We mentioned that Richie was a character. He loved the craic and was good craic himself. He had an outstanding repertoire of songs and party pieces, his favourite songs being ‘Red is the Rose’, ‘The Old Home Town,’ and ‘When A Child is Born’. There were many others.
But his trademark performance, the one he will always be remembered for was his commentary on the Cheltenham Gold Cup. It was quite brilliant! It was a performance unique to him and completely his own. It was pure genius! Legend! He performed it countless times on home soil, but also delighted crowds in England, Boston and other places where his performances invariably brought the house down. He could hold his own in any company.
Richie attended the Cheltenham Racing Festival on a number of occasions. In soccer, he was a Manchester United and Celtic fan. One of his favourite trips was to Roy Keane’s testimonial in Old Trafford.
If you were in Richie’s good books, you were okay, but it was also easy enough to fall out with him at times. He could be very cranky when he wanted to be, could try the patience of a saint and seemed to thrive on a good argument. You might fall out with him, but not for long – you couldn’t stay cross with him. He had that great knack of being able to get away with things that no one else would!
Richie became ill early in 2017. He spent the subsequent 10 months in Bantry Hospital and in Skibbereen Community Hospital, where he was cared for. And how well he was looked after – he was given outstanding care by medical and other staff at both hospitals. Particularly in Skibbereen Community Hospital during the latter part of his illness, Richie was looked after with great affection and tenderness.
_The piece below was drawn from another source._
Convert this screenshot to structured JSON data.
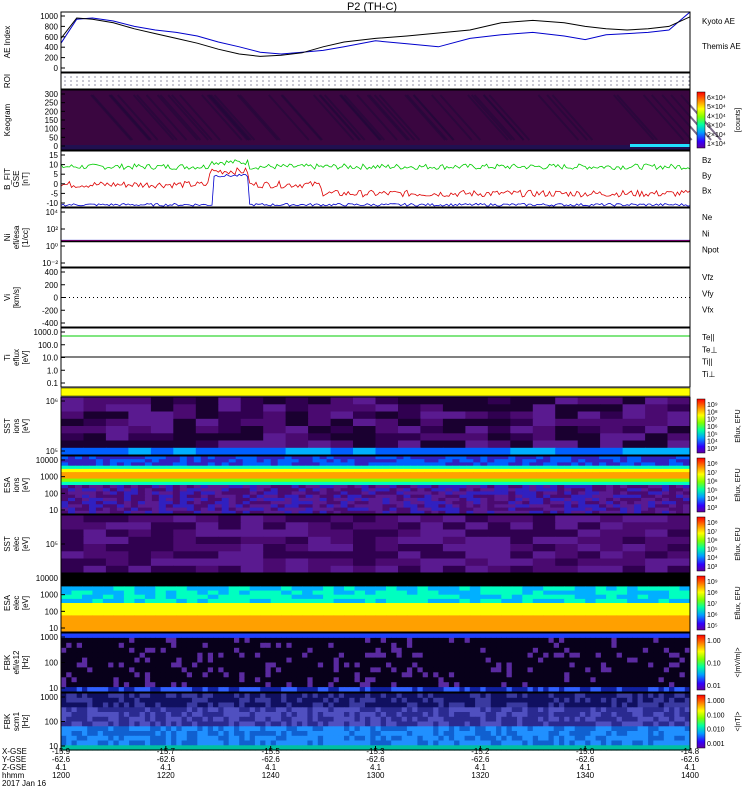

During his illness, Richie’s friends stood by him. He had very good friends. They enjoyed the craic with him over the years, as many did, but when he was in trouble they rallied around him as true friends should. He wasn’t left wanting for anything during his illness and was very rarely, if ever, without someone to talk to or just to sit with. When it was clear that his time was getting shorter, friends sat with him around the clock. One of his buddies sat with him all night for seven consecutive nights, just to keep him company. When Richie finally passed away on Sunday morning, December 3, he was surrounded by his good friends – there to the end!
Requiem Mass for Richie Cottom was celebrated by Very Rev. Michael Kelleher, Adm., at St. Patrick’s Cathedral, Skibbereen, on Thursday December 7th. It was a beautiful Mass, a lovely tribute. Some of Richie’s friends sung the mass, with Brendan and Joe Leahy being the main contributors. During the Mass, Brendan Leahy and Tim McCarthy delivered a very moving and humours eulogy, capturing the essence of Richie with great eloquence.
Following Mass, a lone piper led the cortege from St. Patrick’s Cathedral to Abbeystrowry Cemetery where Richie was laid to rest alongside his sister Christine who had died in infancy. Christine was Richie’s younger sister and it had always been his wish to be buried with her. Derry Moynihan played a few tunes on the banjo at the graveside in a final tribute. Richie got a great send-off, one he would have been very proud of.
Richie is survived by his two sisters Anna (Weddell) and Mary (Sheikh), brothers-in-law Keith and Ikhlaq, sister-in-law Jackie (Cottom), nephews, nieces, grandnephews, grandnieces and other relatives.
He is also remembered by his many friends in Skibbereen and beyond. Richie loved Skibbereen, everything in and about it. It is only right that Skibbereen would remember Richie and the Cottom family and their long association with the town.